HMRC wins important Court of Appeal decision
HMRC has welcomed a unanimous decision by the Court of Appeal to uphold the decisions of the First-tier Tribunal and the Upper-tier Tribunal both of which ruled in favour of HMRC. The ruling related to a particular scheme known as the Eclipse 35 partnership that was the subject of the Court of Appeal decision. The partnership had 289 members, many of whom were bankers, business people, and figures from the footballing world.
The scheme itself concerned a deal in film distribution rights and the establishment of a partnership to take advantage of new rules introduced by the last Labour Government to encourage investment in the UK film industry. The Eclipse 35 partnership used the money raised from the members together with additional loans to buy the distribution rights to certain films produced by Disney. The rights were then sub-leased back to a different Disney entity for a guaranteed income stream.
The partnership claimed they were trading in film rights but the courts were clear that it was not commercially trading and that in reality, the borrowed money simply earned interest, which was then filtered through the partnerships to investors to cover the interest on their loans. This was not a trading transaction but rather a tax avoidance scheme.
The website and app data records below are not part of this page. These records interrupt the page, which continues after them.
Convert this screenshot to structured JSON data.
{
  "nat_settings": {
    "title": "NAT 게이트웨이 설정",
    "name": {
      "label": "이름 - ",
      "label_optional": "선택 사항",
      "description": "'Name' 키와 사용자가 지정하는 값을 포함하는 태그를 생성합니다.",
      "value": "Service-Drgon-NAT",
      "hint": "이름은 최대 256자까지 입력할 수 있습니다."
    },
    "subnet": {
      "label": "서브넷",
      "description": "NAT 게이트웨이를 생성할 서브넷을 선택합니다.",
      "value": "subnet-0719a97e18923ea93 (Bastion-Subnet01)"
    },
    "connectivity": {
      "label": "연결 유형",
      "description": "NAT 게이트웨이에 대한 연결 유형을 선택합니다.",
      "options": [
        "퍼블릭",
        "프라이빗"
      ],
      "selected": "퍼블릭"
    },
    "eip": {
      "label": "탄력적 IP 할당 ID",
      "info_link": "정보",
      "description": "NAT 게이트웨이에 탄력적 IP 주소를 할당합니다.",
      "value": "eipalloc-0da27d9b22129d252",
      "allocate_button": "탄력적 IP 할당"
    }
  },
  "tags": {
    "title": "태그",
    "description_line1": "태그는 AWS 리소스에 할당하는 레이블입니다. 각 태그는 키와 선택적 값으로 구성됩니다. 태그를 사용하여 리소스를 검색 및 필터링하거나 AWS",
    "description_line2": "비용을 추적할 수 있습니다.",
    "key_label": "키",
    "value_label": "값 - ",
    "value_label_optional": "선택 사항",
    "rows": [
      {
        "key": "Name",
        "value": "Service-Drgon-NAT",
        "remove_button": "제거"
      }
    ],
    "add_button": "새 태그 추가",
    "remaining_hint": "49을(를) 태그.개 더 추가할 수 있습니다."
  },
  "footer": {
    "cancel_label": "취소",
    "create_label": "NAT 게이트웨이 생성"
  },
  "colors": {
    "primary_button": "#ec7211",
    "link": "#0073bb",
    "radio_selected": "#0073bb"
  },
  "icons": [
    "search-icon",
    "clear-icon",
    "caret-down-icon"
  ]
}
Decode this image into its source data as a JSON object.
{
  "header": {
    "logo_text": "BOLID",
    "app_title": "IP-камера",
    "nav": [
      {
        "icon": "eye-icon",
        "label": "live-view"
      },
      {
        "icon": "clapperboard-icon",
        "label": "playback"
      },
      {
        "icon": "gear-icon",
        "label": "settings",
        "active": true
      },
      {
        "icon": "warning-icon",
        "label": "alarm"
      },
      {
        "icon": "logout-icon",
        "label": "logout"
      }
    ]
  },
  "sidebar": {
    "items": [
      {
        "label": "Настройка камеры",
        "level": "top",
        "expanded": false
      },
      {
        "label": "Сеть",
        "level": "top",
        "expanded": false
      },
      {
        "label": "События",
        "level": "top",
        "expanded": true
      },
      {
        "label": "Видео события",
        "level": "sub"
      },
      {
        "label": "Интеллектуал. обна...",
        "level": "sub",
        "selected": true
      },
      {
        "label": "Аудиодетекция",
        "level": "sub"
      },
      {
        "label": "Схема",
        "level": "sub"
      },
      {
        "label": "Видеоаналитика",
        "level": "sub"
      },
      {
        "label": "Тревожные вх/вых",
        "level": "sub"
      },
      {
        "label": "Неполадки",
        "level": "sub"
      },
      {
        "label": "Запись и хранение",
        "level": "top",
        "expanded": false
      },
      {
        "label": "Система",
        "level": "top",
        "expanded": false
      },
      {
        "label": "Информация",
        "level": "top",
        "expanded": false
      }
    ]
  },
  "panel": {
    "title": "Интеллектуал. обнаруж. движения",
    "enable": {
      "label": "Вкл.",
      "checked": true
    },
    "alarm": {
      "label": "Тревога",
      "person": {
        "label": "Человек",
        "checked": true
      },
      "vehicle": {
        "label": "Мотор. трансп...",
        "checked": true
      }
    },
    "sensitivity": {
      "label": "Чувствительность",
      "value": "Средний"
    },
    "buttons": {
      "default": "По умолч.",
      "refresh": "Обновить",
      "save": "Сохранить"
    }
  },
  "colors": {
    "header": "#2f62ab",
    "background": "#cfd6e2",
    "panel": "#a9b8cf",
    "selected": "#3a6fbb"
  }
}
This decision will have a substantial impact on the investors, who will now be in a significantly worse position than if they had never invested in the scheme. As a result of the decision, the investors are not eligible for interest relief and the profits from the partnerships remain taxable.
We are told that this decision will protect an estimated £635 million in tax. The Eclipse 35 case was the first of some 31 Eclipse partnerships that ran for between 11 and 20 years from 2005/06 and was the first to be taken to litigation.
Financial Secretary to the Treasury David Gauke said:
‘The Government is committed to tackling tax avoidance schemes like Eclipse. These schemes, which were all too common in the mid-2000s, are an affront to the vast majority of businesses and people who pay what they owe. The Government has invested £1 billion into HMRC to track down and challenge tax dodgers and they will continue to pursue the minority who do not play by the rules.’